Infrastructure is the foundation on which the success of a city is built. And any resident of the GTA, anybody in the market for a new home, and anybody building those homes should care about infrastructure. We take it for granted when it is there, but we really feel the pinch when it is not.
Now is the time to ensure our elected officials make investment in infrastructure and building of infrastructure a priority as we head toward a municipal election.
Anyone who has watched the glacial development of the subway system over the last few decades knows the uncomfortable truth that we need to be building more infrastructure in the right places, and faster.
The GTA is the one of the fastest-growing metropolitan areas in North America, with 115,000 new residents, requiring 55,000 new homes to be built every year. With an already very low vacancy rate below 1 per cent, and a housing supply challenge (only 44,000 new homes were built last year) — we need to make housing a priority. That goes hand-in-hand with making infrastructure a priority.
Infrastructure matters to anyone looking for a home or building a home. There is no such thing as an off-the-grid house in Toronto or downtown Oakville. Communities require a sophisticated infrastructure of roads, highways and access to transit, as well as water and wastewater services.
Intensifying existing communities often requires upgrades to the infrastructure. It is expensive and takes years to build. So ensuring that infrastructure is planned, and built, to support new and existing communities is essential to increasing our housing supply. In turn, increasing housing supply helps drive affordability.

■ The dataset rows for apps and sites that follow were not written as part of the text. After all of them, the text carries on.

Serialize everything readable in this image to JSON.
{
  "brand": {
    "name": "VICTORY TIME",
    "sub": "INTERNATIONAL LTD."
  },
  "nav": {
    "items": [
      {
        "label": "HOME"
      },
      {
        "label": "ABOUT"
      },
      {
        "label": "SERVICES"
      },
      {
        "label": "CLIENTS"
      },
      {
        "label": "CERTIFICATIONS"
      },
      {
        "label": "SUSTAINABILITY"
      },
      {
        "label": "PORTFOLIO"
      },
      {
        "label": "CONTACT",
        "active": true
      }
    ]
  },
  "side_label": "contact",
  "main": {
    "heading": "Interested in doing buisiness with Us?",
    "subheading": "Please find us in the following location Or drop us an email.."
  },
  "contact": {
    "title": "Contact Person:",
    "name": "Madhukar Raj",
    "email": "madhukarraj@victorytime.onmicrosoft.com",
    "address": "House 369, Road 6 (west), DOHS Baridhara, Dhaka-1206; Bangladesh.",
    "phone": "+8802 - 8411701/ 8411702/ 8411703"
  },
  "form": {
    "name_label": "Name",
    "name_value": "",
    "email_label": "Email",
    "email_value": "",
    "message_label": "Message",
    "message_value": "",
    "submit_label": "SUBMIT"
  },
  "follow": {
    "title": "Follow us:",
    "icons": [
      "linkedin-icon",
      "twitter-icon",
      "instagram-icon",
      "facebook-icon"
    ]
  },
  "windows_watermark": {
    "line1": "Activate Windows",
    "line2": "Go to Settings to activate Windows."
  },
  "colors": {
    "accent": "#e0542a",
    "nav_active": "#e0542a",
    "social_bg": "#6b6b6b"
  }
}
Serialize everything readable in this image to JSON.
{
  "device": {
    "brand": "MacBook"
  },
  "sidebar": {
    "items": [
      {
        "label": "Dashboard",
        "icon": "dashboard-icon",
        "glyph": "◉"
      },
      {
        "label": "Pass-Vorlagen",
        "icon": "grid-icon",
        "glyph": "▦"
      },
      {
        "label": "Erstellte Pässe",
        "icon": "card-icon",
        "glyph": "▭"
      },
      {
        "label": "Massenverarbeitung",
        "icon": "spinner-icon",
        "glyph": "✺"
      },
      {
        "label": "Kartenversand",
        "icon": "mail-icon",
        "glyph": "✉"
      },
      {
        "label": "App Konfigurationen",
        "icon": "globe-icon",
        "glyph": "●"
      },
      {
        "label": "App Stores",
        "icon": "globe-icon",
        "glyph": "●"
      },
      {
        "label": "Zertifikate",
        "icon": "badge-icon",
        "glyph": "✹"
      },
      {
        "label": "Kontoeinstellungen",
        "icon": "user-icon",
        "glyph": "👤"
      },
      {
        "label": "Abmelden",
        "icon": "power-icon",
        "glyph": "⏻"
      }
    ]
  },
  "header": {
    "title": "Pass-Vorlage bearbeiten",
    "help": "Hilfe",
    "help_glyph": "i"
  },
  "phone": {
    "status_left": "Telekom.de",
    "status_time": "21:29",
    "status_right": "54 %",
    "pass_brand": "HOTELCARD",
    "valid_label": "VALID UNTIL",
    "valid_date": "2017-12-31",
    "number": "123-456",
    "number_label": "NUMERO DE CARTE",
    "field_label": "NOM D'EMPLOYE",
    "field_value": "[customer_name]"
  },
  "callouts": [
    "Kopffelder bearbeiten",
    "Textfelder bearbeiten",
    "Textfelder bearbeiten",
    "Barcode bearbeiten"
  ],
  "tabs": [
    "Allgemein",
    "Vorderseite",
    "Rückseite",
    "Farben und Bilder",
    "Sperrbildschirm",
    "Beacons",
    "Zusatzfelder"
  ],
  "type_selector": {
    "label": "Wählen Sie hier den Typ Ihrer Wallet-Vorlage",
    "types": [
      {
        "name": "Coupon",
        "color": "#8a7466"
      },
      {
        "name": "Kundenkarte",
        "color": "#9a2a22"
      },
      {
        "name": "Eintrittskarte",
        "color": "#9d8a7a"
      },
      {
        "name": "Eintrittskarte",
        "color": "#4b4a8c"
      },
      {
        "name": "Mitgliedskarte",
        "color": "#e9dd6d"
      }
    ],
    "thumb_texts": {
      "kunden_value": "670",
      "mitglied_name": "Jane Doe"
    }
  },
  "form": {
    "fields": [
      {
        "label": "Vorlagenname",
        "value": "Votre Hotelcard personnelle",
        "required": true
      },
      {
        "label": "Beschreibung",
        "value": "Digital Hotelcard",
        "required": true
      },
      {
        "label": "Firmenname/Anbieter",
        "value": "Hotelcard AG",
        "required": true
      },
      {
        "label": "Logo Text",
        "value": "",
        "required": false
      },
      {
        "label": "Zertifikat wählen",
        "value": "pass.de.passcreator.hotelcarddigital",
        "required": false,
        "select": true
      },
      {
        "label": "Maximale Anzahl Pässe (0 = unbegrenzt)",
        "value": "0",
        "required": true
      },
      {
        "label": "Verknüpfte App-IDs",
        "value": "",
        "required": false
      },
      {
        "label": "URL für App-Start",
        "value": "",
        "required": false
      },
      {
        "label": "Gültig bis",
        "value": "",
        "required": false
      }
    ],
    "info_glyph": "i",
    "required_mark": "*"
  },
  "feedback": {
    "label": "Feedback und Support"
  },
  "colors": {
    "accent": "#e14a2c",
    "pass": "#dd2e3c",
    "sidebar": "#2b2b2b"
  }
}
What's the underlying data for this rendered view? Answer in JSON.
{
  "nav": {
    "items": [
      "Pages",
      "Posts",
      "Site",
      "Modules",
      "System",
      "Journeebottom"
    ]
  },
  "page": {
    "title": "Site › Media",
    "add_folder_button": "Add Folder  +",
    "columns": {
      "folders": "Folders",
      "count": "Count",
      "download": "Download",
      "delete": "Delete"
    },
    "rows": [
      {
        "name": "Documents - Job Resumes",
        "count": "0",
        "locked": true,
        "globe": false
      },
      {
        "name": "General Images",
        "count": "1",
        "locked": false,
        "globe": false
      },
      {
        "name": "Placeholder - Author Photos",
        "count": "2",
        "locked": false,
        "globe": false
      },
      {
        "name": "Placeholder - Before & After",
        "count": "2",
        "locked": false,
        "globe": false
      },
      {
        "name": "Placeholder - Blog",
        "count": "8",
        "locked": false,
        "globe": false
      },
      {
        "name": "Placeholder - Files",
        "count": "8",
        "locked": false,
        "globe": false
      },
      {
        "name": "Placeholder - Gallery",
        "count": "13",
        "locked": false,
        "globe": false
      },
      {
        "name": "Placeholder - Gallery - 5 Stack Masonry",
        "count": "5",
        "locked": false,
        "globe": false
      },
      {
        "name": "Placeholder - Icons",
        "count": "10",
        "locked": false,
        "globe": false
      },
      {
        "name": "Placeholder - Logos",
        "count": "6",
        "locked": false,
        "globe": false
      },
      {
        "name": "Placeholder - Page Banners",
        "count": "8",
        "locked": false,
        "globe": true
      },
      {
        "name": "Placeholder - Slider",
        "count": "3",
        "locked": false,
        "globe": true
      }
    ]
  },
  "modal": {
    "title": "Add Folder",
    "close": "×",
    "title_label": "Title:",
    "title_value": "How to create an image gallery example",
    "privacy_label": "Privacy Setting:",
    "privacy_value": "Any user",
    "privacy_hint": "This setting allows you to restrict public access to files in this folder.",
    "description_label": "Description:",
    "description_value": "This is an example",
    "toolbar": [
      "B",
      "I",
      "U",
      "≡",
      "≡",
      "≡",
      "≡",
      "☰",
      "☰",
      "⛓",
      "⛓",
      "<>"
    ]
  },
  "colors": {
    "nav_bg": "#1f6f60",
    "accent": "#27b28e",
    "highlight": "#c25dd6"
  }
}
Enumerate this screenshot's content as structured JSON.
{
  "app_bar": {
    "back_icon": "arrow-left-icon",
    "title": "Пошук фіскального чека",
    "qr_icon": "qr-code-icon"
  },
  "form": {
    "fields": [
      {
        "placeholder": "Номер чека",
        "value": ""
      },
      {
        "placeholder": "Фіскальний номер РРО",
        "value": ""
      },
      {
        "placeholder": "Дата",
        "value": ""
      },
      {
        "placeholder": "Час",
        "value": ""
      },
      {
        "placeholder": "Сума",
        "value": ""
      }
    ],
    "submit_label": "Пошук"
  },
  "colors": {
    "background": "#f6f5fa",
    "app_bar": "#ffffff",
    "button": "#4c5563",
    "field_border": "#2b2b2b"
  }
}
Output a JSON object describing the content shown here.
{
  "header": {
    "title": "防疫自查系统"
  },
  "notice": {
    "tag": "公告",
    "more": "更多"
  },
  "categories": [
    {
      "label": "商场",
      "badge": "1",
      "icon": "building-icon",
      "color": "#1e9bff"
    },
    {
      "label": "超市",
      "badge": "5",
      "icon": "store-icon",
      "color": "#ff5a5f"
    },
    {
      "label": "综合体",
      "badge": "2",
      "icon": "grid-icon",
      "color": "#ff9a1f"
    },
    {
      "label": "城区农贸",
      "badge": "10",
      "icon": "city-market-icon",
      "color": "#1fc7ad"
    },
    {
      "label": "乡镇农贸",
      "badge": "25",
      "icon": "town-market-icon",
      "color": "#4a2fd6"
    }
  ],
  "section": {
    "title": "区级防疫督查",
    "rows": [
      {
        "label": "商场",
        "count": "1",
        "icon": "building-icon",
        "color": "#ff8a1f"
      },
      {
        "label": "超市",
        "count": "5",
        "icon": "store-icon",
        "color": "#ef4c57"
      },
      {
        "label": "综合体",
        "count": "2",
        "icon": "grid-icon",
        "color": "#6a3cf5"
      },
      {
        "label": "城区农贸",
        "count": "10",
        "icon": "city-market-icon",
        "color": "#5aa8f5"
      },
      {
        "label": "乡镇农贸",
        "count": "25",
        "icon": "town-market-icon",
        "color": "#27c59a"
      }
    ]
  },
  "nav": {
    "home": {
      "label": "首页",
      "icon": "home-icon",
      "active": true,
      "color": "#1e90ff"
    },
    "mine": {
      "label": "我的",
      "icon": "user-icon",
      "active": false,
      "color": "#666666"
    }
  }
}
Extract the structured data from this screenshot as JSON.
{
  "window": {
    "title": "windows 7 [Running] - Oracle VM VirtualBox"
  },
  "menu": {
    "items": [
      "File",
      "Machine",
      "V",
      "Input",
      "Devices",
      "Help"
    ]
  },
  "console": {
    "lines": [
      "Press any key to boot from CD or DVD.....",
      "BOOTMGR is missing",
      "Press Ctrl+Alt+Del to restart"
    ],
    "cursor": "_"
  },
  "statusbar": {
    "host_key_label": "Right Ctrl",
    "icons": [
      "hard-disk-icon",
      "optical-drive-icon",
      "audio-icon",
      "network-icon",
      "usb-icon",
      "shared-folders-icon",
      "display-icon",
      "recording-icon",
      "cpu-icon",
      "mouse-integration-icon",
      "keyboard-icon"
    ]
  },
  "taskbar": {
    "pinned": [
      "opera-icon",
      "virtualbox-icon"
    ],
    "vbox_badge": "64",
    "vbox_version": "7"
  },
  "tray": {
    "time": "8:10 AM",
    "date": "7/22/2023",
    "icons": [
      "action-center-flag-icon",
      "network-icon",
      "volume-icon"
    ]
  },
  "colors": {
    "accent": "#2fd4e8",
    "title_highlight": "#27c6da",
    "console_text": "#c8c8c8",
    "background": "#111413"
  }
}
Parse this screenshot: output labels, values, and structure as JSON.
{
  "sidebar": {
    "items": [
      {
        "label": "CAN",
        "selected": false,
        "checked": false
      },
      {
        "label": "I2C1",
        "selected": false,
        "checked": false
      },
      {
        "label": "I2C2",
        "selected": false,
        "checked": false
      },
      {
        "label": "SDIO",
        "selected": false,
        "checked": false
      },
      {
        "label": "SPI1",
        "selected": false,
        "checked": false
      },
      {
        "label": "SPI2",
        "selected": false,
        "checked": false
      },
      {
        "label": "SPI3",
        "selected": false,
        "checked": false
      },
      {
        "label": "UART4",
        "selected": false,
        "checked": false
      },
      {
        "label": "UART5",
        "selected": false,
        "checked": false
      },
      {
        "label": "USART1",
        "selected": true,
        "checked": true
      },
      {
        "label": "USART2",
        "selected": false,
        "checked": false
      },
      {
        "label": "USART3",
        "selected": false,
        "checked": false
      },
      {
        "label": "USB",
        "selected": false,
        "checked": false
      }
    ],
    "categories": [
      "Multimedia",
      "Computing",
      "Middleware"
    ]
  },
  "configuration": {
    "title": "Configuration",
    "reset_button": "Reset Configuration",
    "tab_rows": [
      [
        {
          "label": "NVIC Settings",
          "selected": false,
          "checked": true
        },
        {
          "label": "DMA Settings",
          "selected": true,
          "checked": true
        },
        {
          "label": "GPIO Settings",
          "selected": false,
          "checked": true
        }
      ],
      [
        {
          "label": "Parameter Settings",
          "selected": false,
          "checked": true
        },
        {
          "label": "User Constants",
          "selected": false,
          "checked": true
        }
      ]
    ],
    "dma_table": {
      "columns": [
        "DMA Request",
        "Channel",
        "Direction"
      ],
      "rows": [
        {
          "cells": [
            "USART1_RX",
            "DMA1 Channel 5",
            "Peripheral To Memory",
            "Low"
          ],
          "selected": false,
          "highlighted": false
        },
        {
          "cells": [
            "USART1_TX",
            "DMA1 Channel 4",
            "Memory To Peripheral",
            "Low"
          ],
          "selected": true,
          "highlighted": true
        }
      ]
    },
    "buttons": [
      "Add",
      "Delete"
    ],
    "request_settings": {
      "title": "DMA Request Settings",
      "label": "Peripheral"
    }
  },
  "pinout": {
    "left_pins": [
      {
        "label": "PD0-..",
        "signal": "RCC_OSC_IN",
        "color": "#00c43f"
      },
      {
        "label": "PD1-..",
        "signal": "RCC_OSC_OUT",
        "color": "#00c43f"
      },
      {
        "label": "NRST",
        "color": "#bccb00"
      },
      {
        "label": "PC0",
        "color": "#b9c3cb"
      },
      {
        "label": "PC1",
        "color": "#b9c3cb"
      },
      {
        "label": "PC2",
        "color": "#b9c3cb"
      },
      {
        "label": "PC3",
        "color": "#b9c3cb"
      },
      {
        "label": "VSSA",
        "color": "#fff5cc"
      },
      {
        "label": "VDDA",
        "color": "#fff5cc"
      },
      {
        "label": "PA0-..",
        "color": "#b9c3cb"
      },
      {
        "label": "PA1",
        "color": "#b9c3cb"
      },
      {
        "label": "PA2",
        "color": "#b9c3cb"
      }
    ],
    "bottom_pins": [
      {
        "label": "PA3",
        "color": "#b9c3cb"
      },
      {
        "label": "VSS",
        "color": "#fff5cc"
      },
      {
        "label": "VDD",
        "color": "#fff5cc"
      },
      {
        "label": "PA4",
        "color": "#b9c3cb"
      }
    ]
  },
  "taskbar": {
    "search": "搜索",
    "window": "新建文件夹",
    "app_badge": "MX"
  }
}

According to Statistics Canada, by 2041 the population of the GTA will swell to 9.7 million people. That is the equivalent of bringing in the combined populations of Vancouver and Montreal. Just housing these additional residents will be a significant challenge, let alone having the workspaces, educational facilities and commuting capacity, in the right places, to support a 40 per cent increase in the population.
Making infrastructure a higher priority in the GTA is a necessity. With municipal elections approaching this fall, BILD will be asking the tough questions about how we can work together to make this vision a reality.
|David Wilkes is president and CEO of the Building Industry and Land Development Association (BILD).|